There is a blight upon Pixar’s good name… and you can call it Mater.
Cars 2 thrusts the simple, yet endearing, sidekick “Tow” Mater (Larry the Cable Guy) into the spotlight as he is mistaken by the British Secret Service for an American agent (the real one being briefly played by cult movie icon Bruce Campbell). What follows is a comedic misadventure that very much combines the plots of recent Bond films and The Man Who Knew Too Little (which was a much more fun film really, in retrospect).
Joining Mater for the obligatory friendship moments in between action scenes is the star of the previous Cars film Lightning McQueen (Owen Wilson) who apparently needs to have the same “what is true friendship” epiphany that he had in the first movie, again.
Many other stars from Cars-the-first cameo as well. I say cameo because they’re not really supporting cast here, what with their screen time limited to whenever it’s time to reset Mater’s joke wheel. Several familiar voices return, such as Tony Shalhoub and Bonnie Hunt… but others are sadly absent, like Paul Newman and George Carlin, the former of which is given a nice send up, the latter of which is ignored and replaced with a sound’s-close-ish voice actor a la Jim Varney in the Toy Story trilogy.
In any case, the story initially starts with the now super-successful McQueen coming home to Radiator Springs to spend the off season with his wife. Did I say his wife? I meant his best-est friend in the whole world, Mater, where they spend a montage sequence tipping tractors, racing and bonding. Still, McQueen does want to spend at least one evening with the missus, and doing so sets Mater into a jealous scheme that somehow ends up with him challenging an arrogant Indy racer, Francesco Bernoulli (John Turturro), on worldwide television on McQueen’s behalf.
Really, the whole prologue bit is just a tether to pull Mater along into the world of international racing so that he can instead take over the spotlight by entering the world of international espionage with the help of agents Finn McMissile (Michael Caine) and Holly Shiftwell (Emily Mortimer).
If Holly Shiftwell is a Bond Girl analog… does that mean that “Shiftwell” is a euphemism for something naughty in the Cars universe?
So it goes that Mater becomes an unintentional superspy trying to thwart the machinations of a group of lemon (as in, “this car is a lemon”) gangsters bent on taking over the world because… they’ve been made fun of all their lives?

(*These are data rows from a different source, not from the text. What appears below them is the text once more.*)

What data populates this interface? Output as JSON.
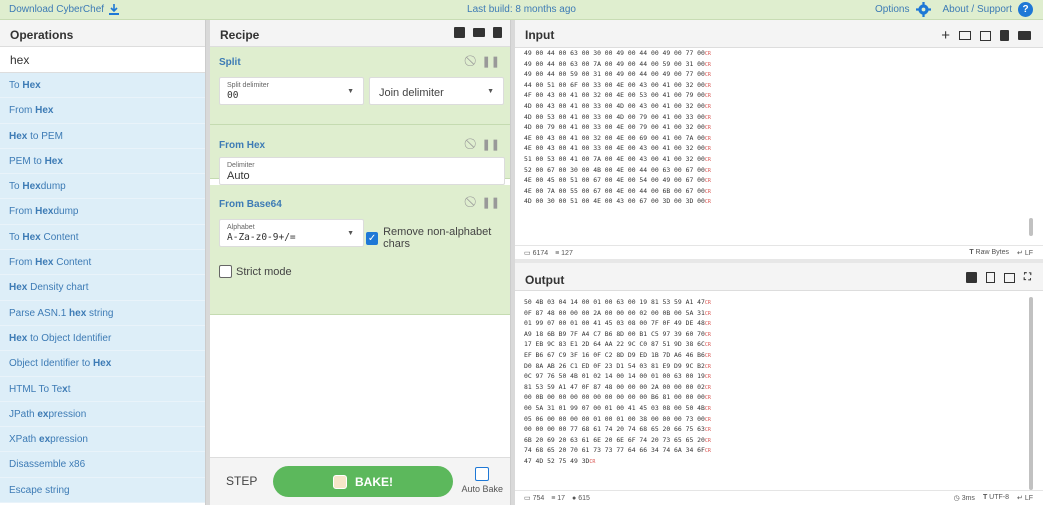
{
  "banner": {
    "download": "Download CyberChef",
    "build": "Last build: 8 months ago",
    "options": "Options",
    "about": "About / Support"
  },
  "operations": {
    "title": "Operations",
    "search_value": "hex",
    "items": [
      {
        "pre": "To ",
        "hl": "Hex",
        "post": ""
      },
      {
        "pre": "From ",
        "hl": "Hex",
        "post": ""
      },
      {
        "pre": "",
        "hl": "Hex",
        "post": " to PEM"
      },
      {
        "pre": "PEM to ",
        "hl": "Hex",
        "post": ""
      },
      {
        "pre": "To ",
        "hl": "Hex",
        "post": "dump"
      },
      {
        "pre": "From ",
        "hl": "Hex",
        "post": "dump"
      },
      {
        "pre": "To ",
        "hl": "Hex",
        "post": " Content"
      },
      {
        "pre": "From ",
        "hl": "Hex",
        "post": " Content"
      },
      {
        "pre": "",
        "hl": "Hex",
        "post": " Density chart"
      },
      {
        "pre": "Parse ASN.1 ",
        "hl": "hex",
        "post": " string"
      },
      {
        "pre": "",
        "hl": "Hex",
        "post": " to Object Identifier"
      },
      {
        "pre": "Object Identifier to ",
        "hl": "Hex",
        "post": ""
      },
      {
        "pre": "HTML To Te",
        "hl": "x",
        "post": "t"
      },
      {
        "pre": "JPath ",
        "hl": "ex",
        "post": "pression"
      },
      {
        "pre": "XPath ",
        "hl": "ex",
        "post": "pression"
      },
      {
        "pre": "Disassemble x86",
        "hl": "",
        "post": ""
      },
      {
        "pre": "Escape string",
        "hl": "",
        "post": ""
      }
    ]
  },
  "recipe": {
    "title": "Recipe",
    "split": {
      "name": "Split",
      "delim_label": "Split delimiter",
      "delim_value": "00",
      "join_label": "Join delimiter"
    },
    "fromhex": {
      "name": "From Hex",
      "delim_label": "Delimiter",
      "delim_value": "Auto"
    },
    "frombase64": {
      "name": "From Base64",
      "alpha_label": "Alphabet",
      "alpha_value": "A-Za-z0-9+/=",
      "remove_label": "Remove non-alphabet chars",
      "strict_label": "Strict mode"
    },
    "step": "STEP",
    "bake": "BAKE!",
    "autobake": "Auto Bake"
  },
  "input": {
    "title": "Input",
    "lines": [
      "49 00 44 00 63 00 30 00 49 00 44 00 49 00 77 00",
      "49 00 44 00 63 00 7A 00 49 00 44 00 59 00 31 00",
      "49 00 44 00 59 00 31 00 49 00 44 00 49 00 77 00",
      "44 00 51 00 6F 00 33 00 4E 00 43 00 41 00 32 00",
      "4F 00 43 00 41 00 32 00 4E 00 53 00 41 00 79 00",
      "4D 00 43 00 41 00 33 00 4D 00 43 00 41 00 32 00",
      "4D 00 53 00 41 00 33 00 4D 00 79 00 41 00 33 00",
      "4D 00 79 00 41 00 33 00 4E 00 79 00 41 00 32 00",
      "4E 00 43 00 41 00 32 00 4E 00 69 00 41 00 7A 00",
      "4E 00 43 00 41 00 33 00 4E 00 43 00 41 00 32 00",
      "51 00 53 00 41 00 7A 00 4E 00 43 00 41 00 32 00",
      "52 00 67 00 30 00 4B 00 4E 00 44 00 63 00 67 00",
      "4E 00 45 00 51 00 67 00 4E 00 54 00 49 00 67 00",
      "4E 00 7A 00 55 00 67 00 4E 00 44 00 6B 00 67 00",
      "4D 00 30 00 51 00 4E 00 43 00 67 00 3D 00 3D 00"
    ],
    "status_length": "6174",
    "status_lines": "127",
    "raw_bytes": "Raw Bytes",
    "eol": "LF"
  },
  "output": {
    "title": "Output",
    "lines": [
      "50 4B 03 04 14 00 01 00 63 00 19 81 53 59 A1 47",
      "0F 87 48 00 00 00 2A 00 00 00 02 00 0B 00 5A 31",
      "01 99 07 00 01 00 41 45 03 08 00 7F 0F 49 DE 48",
      "A9 18 6B B9 7F A4 C7 B6 8D 00 B1 C5 97 39 60 70",
      "17 EB 9C 83 E1 2D 64 AA 22 9C C0 87 51 9D 38 6C",
      "EF B6 67 C9 3F 16 0F C2 8D D9 ED 1B 7D A6 46 B6",
      "D0 8A AB 26 C1 ED 0F 23 D1 54 03 81 E9 D9 9C B2",
      "0C 97 76 50 4B 01 02 14 00 14 00 01 00 63 00 19",
      "81 53 59 A1 47 0F 87 48 00 00 00 2A 00 00 00 02",
      "00 0B 00 00 00 00 00 00 00 00 00 B6 81 00 00 00",
      "00 5A 31 01 99 07 00 01 00 41 45 03 08 00 50 4B",
      "05 06 00 00 00 00 01 00 01 00 38 00 00 00 73 00",
      "00 00 00 00 77 68 61 74 20 74 68 65 20 66 75 63",
      "6B 20 69 20 63 61 6E 20 6E 6F 74 20 73 65 65 20",
      "74 68 65 20 70 61 73 73 77 64 66 34 74 6A 34 6F",
      "47 4D 52 75 49 3D"
    ],
    "status_length": "754",
    "status_lines": "17",
    "status_pos": "615",
    "time": "3ms",
    "encoding": "UTF-8",
    "eol": "LF"
  },
  "colors": {
    "banner": "#dfeecf",
    "ops_bg": "#ddeef8",
    "link": "#3d7bb5",
    "bake": "#5cb85c",
    "crlf": "#d9534f"
  }
}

Wait, what happened to the lovable lemons from the first Cars, Rusty and Dusty (played by Click and Clack from Car Talk)?
As you can tell, a lot of my angst with this movie has to do with Larry the Cable Guy and the fact that Pixar dropped pretty much all of the charm that salvaged the first movie into something watchable in favor of low-brow fart jokes and waaaaay too obvious fish out of water plays at laughs (case in point: the Wasabi sequence). Yes, I realize that millions of children would disagree with me, not to mention quite a few Larry the Cable Guy fans, but there’s a reason why there haven’t been any more LtCG starring vehicles lately (is that a pun?)... and it’s that his humor gets very old very quick.
That said, the one thing that Pixar never, ever disappoints in is imagery and attention to detail. Even through the sub-par writing, the film… is… freakin’ beautiful! From the familiar desert-scape of Radiator Springs to the bright neon lights of Tokyo and on to Italy and the UK, the Cars universe renditions of famous skylines and landscapes are utterly gorgeous.
Additionally, there are the traditional Pixar easter eggs where little send-ups to past and future Pixar films and projects are inserted into the background. In this case, two of my favorites were the mention of the Incredibles (check the drive-in theater sign in Radiator Springs) and GasTow’s in Paris (an obvious send-up to Ratatouille).
Sadly, the beautiful scenery and Pixar family tie-ins are lost in the deluge of dumb that are Mater and his antics… which are center stage for pretty much the entirety of Cars 2. This means that, for Pixar fans, the sequel to the company’s worst film (if you consider quality as opposed to profit) has supplanted it’s progenitor in the gutter.
It’s an odd paradox, I know. These films have and are making millions and will no doubt go down as the cha-chingy-est in Pixar’s pantheon thanks to all the merchandising, but still they are lowest common denominator films.
Still… if you’re a kid, it’s hard to go wrong with Mater as he’s all fart jokes and comedic action. So, if you find yourself in need of a decent kid’s movie to plop the little’uns down in front of this summer, you’d be hard pressed to go wrong since the other fare out there (Kung Fu Panda 2, The Smurfs) is much, much worse. Just be warned, there is death in this film… sadly, it comes to the wrong Cars.
P.S. - the teaser trailer for Pixar's next film The Bear and the Bow looked pretty decent... and the Toy Story short that aired before Cars 2 was hilarious. Definitely worth the cost of the ticket for the movie it was riding in front of.
- Nick Michael